Natural minorA B C D E F G AEquivalent to the Aeolian mode. Relative of C major (both scales share all of the same notes).
Harmonic minorA B C D E F G# APresence of the leading tone (raised seventh), which creates harmonic tension and yields the V7-Imi progression.
Melodic minorA B C D E F# G# AEquivalent to playing the parallel A major scale with a lowered third (minor instead of major).

These three different types of minor scales are commonly found in the Western tonal system. There are, however, myriad other minor sounding modes (Dorian, Phrygian, Aeolian, and Locrian for example) and scales (such as the Hungarian minor scale or the minor pentatonic).

pentatonics: the basics

🇫🇷 → pentatoniques : les bases

The term “pentatonic” comes from the Greek language: the prefix penta-, “five,” and the word tonos, “tone,” are associated to bring forth the idea of a five-tone scale.

There are of course many five-tone scale possibilities within the twelve-tone equal temperament system. We’ll focus on the most common pentatonic scale here and call it the “global” pentatonic¹ (this particular scale is indeed encountered in the musics of many cultures around the world).

[1] The global pentatonic is based on a succession of ascending fifths: C G D A E.

[2] Reordered within the range of a single octave, we have: C D E G A.

[3] The intervals formed by the tones of this scale relative to its root (C) are as follows:

  • a major second between C and D;
  • a major third between C and E;
  • a perfect fifth between C and G;
  • a major sixth between C and A .

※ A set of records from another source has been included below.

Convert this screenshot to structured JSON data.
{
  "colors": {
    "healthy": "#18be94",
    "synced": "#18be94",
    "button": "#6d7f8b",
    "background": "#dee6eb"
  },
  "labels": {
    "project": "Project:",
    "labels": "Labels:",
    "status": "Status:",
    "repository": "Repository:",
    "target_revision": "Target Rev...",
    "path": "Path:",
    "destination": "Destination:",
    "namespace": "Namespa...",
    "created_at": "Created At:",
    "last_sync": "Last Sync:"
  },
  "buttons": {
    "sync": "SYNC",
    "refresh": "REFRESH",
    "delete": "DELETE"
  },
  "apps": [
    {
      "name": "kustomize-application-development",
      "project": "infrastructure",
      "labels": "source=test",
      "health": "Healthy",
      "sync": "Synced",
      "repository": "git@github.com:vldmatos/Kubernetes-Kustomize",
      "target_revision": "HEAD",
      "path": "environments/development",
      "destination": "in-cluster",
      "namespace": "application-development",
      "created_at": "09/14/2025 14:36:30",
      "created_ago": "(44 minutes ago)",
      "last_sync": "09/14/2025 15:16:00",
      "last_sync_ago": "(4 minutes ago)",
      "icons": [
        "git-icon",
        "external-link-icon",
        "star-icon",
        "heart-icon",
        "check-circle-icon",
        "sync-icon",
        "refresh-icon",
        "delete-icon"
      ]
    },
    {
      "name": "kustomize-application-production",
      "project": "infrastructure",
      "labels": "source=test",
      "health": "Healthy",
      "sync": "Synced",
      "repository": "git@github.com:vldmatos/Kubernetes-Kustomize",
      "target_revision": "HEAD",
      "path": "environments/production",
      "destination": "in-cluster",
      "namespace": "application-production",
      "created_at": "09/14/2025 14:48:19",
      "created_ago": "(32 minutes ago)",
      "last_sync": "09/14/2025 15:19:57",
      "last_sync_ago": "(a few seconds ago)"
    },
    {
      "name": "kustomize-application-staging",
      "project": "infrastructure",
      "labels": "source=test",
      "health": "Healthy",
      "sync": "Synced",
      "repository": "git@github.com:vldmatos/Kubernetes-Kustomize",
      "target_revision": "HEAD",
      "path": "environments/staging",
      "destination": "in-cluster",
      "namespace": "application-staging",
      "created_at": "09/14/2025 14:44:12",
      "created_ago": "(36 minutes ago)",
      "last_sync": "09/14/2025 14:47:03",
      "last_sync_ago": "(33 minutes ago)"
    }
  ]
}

Since all the intervals in this scale are major (except the perfect fifth), it is often referred to as the major pentatonic. What I call the scale’s “formula,” based on Arabic numerals² representing its scale degrees (as opposed to Roman numerals commonly used to represent chords that are built on each scale degree), is: 1 2 3 5 6.

[4] Just like the diatonic seven-note major scale (C D E F G A B), the major pentatonic’s relative minor scale can be built by playing all the notes that comprise the major pentatonic, beginning on the tone located a minor third below the latter scale’s root: A C D E G.

[5] The intervals formed by the tones of this new scale relative to its root (A) are as follows:

  • a minor third between A and C;
  • a perfect fourth between A and D;
  • a perfect fifth between A and E;
  • a minor seventh between A and G.

Since all the intervals in this scale are minor (except the perfect fourth and fifth), it is often called the minor pentatonic. Its “formula” is: 1 b3 4 5 b7.

To sum up, here are the important formulas again below (accompanied by examples with the note C as the tonic in both cases, for ease of comparison):

Major pentatonic1 2 3 5 6C D E G A
Minor pentatonic1 b3 4 5 b7C Eb F G Bb


¹ This terminology is used by Michael Hewitt in his book Musical Scales of the World (see Hewitt 2013).

² More accurately speaking, these are the numerals commonly used in Europe that stem from the Hindu-Arabic numeral system.


Hewitt, Michael. “Section 5: Pentatonic Scales.” In Musical Scales of the World, 125-134. The Note Tree, 2013.